### Items from a data source:
-=-=-=-=-
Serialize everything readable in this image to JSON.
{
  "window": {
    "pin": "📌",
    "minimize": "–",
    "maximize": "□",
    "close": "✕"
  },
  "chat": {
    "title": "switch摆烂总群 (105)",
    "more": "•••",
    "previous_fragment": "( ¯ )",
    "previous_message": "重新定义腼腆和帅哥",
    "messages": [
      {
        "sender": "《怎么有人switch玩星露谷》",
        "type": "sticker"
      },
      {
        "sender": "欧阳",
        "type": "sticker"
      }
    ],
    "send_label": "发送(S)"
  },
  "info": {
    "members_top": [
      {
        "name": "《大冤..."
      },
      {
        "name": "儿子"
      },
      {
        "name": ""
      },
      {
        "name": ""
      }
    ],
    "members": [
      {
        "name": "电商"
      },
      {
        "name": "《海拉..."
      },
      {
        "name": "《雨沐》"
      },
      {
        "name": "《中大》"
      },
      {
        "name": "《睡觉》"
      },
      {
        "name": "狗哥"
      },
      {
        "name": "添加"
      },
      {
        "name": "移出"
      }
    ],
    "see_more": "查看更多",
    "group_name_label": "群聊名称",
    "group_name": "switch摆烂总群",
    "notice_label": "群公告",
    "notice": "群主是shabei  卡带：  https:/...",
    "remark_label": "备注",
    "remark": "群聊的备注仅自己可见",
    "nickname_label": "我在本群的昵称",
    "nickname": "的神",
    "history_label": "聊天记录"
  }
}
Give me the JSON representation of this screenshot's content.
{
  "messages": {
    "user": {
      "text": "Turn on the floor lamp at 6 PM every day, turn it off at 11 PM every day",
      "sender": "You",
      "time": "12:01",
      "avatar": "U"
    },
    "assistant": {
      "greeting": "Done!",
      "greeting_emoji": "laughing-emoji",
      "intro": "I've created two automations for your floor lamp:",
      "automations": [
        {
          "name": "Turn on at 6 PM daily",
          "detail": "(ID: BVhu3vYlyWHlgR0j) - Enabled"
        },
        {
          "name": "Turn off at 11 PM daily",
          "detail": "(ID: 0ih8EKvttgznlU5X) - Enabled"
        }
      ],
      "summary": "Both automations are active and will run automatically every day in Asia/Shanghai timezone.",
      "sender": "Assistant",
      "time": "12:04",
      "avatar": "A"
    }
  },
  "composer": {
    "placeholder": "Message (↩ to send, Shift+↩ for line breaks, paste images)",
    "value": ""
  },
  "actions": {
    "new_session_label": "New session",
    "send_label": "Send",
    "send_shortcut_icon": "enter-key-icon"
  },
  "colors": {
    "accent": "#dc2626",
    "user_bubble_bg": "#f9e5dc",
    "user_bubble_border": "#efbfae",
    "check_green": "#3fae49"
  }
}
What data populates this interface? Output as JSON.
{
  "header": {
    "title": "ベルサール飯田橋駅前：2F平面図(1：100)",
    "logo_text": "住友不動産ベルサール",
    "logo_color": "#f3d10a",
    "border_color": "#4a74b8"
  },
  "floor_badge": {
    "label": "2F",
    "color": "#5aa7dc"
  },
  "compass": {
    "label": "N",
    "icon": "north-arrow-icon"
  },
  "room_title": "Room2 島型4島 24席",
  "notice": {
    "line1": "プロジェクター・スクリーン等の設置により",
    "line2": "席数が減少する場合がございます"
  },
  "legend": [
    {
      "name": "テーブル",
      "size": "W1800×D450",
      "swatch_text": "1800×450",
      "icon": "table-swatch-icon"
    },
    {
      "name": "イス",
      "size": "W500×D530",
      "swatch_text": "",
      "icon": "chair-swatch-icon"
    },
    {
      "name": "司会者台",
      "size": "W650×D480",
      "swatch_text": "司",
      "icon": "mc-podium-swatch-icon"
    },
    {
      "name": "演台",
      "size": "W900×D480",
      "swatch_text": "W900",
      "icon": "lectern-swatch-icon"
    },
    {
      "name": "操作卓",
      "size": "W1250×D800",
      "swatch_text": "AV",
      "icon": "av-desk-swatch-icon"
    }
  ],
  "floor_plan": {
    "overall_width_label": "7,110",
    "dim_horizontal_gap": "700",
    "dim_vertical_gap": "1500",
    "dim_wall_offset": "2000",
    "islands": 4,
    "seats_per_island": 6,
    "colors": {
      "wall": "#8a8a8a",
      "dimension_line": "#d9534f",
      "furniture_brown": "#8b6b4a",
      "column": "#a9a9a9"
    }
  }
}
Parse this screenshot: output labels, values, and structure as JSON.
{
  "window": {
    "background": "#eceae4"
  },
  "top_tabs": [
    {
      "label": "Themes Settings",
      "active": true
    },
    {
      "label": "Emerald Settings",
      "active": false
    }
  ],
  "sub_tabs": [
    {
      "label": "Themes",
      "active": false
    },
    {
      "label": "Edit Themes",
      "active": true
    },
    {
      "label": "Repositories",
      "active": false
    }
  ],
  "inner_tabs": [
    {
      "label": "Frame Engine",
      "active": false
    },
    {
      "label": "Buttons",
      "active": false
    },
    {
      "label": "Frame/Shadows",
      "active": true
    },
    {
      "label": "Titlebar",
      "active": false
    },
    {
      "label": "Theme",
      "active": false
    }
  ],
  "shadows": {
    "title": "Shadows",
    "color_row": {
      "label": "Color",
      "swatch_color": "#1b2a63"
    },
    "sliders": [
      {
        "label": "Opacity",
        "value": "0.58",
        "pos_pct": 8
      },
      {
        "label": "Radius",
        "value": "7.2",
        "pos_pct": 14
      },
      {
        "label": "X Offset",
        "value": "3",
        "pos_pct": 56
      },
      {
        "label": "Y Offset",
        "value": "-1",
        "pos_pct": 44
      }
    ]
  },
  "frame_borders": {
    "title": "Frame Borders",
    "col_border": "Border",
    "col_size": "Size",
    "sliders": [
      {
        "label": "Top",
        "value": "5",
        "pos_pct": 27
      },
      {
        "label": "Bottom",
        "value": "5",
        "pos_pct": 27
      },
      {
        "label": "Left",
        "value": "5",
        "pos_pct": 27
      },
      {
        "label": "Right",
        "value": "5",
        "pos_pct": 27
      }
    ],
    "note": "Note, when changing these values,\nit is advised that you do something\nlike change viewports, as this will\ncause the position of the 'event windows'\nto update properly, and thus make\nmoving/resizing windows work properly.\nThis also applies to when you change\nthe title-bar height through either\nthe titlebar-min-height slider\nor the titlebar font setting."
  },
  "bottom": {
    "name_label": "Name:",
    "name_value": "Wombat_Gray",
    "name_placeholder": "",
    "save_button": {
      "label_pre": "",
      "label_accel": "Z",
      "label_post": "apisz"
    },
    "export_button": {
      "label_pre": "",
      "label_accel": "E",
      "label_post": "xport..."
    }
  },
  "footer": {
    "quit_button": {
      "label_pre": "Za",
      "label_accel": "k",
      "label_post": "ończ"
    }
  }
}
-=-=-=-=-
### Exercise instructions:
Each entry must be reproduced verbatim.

### Answer space:
Serialize everything readable in this image to JSON.
{
  "window": {
    "pin": "📌",
    "minimize": "–",
    "maximize": "□",
    "close": "✕"
  },
  "chat": {
    "title": "switch摆烂总群 (105)",
    "more": "•••",
    "previous_fragment": "( ¯ )",
    "previous_message": "重新定义腼腆和帅哥",
    "messages": [
      {
        "sender": "《怎么有人switch玩星露谷》",
        "type": "sticker"
      },
      {
        "sender": "欧阳",
        "type": "sticker"
      }
    ],
    "send_label": "发送(S)"
  },
  "info": {
    "members_top": [
      {
        "name": "《大冤..."
      },
      {
        "name": "儿子"
      },
      {
        "name": ""
      },
      {
        "name": ""
      }
    ],
    "members": [
      {
        "name": "电商"
      },
      {
        "name": "《海拉..."
      },
      {
        "name": "《雨沐》"
      },
      {
        "name": "《中大》"
      },
      {
        "name": "《睡觉》"
      },
      {
        "name": "狗哥"
      },
      {
        "name": "添加"
      },
      {
        "name": "移出"
      }
    ],
    "see_more": "查看更多",
    "group_name_label": "群聊名称",
    "group_name": "switch摆烂总群",
    "notice_label": "群公告",
    "notice": "群主是shabei  卡带：  https:/...",
    "remark_label": "备注",
    "remark": "群聊的备注仅自己可见",
    "nickname_label": "我在本群的昵称",
    "nickname": "的神",
    "history_label": "聊天记录"
  }
}
Give me the JSON representation of this screenshot's content.
{
  "messages": {
    "user": {
      "text": "Turn on the floor lamp at 6 PM every day, turn it off at 11 PM every day",
      "sender": "You",
      "time": "12:01",
      "avatar": "U"
    },
    "assistant": {
      "greeting": "Done!",
      "greeting_emoji": "laughing-emoji",
      "intro": "I've created two automations for your floor lamp:",
      "automations": [
        {
          "name": "Turn on at 6 PM daily",
          "detail": "(ID: BVhu3vYlyWHlgR0j) - Enabled"
        },
        {
          "name": "Turn off at 11 PM daily",
          "detail": "(ID: 0ih8EKvttgznlU5X) - Enabled"
        }
      ],
      "summary": "Both automations are active and will run automatically every day in Asia/Shanghai timezone.",
      "sender": "Assistant",
      "time": "12:04",
      "avatar": "A"
    }
  },
  "composer": {
    "placeholder": "Message (↩ to send, Shift+↩ for line breaks, paste images)",
    "value": ""
  },
  "actions": {
    "new_session_label": "New session",
    "send_label": "Send",
    "send_shortcut_icon": "enter-key-icon"
  },
  "colors": {
    "accent": "#dc2626",
    "user_bubble_bg": "#f9e5dc",
    "user_bubble_border": "#efbfae",
    "check_green": "#3fae49"
  }
}
What data populates this interface? Output as JSON.
{
  "header": {
    "title": "ベルサール飯田橋駅前：2F平面図(1：100)",
    "logo_text": "住友不動産ベルサール",
    "logo_color": "#f3d10a",
    "border_color": "#4a74b8"
  },
  "floor_badge": {
    "label": "2F",
    "color": "#5aa7dc"
  },
  "compass": {
    "label": "N",
    "icon": "north-arrow-icon"
  },
  "room_title": "Room2 島型4島 24席",
  "notice": {
    "line1": "プロジェクター・スクリーン等の設置により",
    "line2": "席数が減少する場合がございます"
  },
  "legend": [
    {
      "name": "テーブル",
      "size": "W1800×D450",
      "swatch_text": "1800×450",
      "icon": "table-swatch-icon"
    },
    {
      "name": "イス",
      "size": "W500×D530",
      "swatch_text": "",
      "icon": "chair-swatch-icon"
    },
    {
      "name": "司会者台",
      "size": "W650×D480",
      "swatch_text": "司",
      "icon": "mc-podium-swatch-icon"
    },
    {
      "name": "演台",
      "size": "W900×D480",
      "swatch_text": "W900",
      "icon": "lectern-swatch-icon"
    },
    {
      "name": "操作卓",
      "size": "W1250×D800",
      "swatch_text": "AV",
      "icon": "av-desk-swatch-icon"
    }
  ],
  "floor_plan": {
    "overall_width_label": "7,110",
    "dim_horizontal_gap": "700",
    "dim_vertical_gap": "1500",
    "dim_wall_offset": "2000",
    "islands": 4,
    "seats_per_island": 6,
    "colors": {
      "wall": "#8a8a8a",
      "dimension_line": "#d9534f",
      "furniture_brown": "#8b6b4a",
      "column": "#a9a9a9"
    }
  }
}
Parse this screenshot: output labels, values, and structure as JSON.
{
  "window": {
    "background": "#eceae4"
  },
  "top_tabs": [
    {
      "label": "Themes Settings",
      "active": true
    },
    {
      "label": "Emerald Settings",
      "active": false
    }
  ],
  "sub_tabs": [
    {
      "label": "Themes",
      "active": false
    },
    {
      "label": "Edit Themes",
      "active": true
    },
    {
      "label": "Repositories",
      "active": false
    }
  ],
  "inner_tabs": [
    {
      "label": "Frame Engine",
      "active": false
    },
    {
      "label": "Buttons",
      "active": false
    },
    {
      "label": "Frame/Shadows",
      "active": true
    },
    {
      "label": "Titlebar",
      "active": false
    },
    {
      "label": "Theme",
      "active": false
    }
  ],
  "shadows": {
    "title": "Shadows",
    "color_row": {
      "label": "Color",
      "swatch_color": "#1b2a63"
    },
    "sliders": [
      {
        "label": "Opacity",
        "value": "0.58",
        "pos_pct": 8
      },
      {
        "label": "Radius",
        "value": "7.2",
        "pos_pct": 14
      },
      {
        "label": "X Offset",
        "value": "3",
        "pos_pct": 56
      },
      {
        "label": "Y Offset",
        "value": "-1",
        "pos_pct": 44
      }
    ]
  },
  "frame_borders": {
    "title": "Frame Borders",
    "col_border": "Border",
    "col_size": "Size",
    "sliders": [
      {
        "label": "Top",
        "value": "5",
        "pos_pct": 27
      },
      {
        "label": "Bottom",
        "value": "5",
        "pos_pct": 27
      },
      {
        "label": "Left",
        "value": "5",
        "pos_pct": 27
      },
      {
        "label": "Right",
        "value": "5",
        "pos_pct": 27
      }
    ],
    "note": "Note, when changing these values,\nit is advised that you do something\nlike change viewports, as this will\ncause the position of the 'event windows'\nto update properly, and thus make\nmoving/resizing windows work properly.\nThis also applies to when you change\nthe title-bar height through either\nthe titlebar-min-height slider\nor the titlebar font setting."
  },
  "bottom": {
    "name_label": "Name:",
    "name_value": "Wombat_Gray",
    "name_placeholder": "",
    "save_button": {
      "label_pre": "",
      "label_accel": "Z",
      "label_post": "apisz"
    },
    "export_button": {
      "label_pre": "",
      "label_accel": "E",
      "label_post": "xport..."
    }
  },
  "footer": {
    "quit_button": {
      "label_pre": "Za",
      "label_accel": "k",
      "label_post": "ończ"
    }
  }
}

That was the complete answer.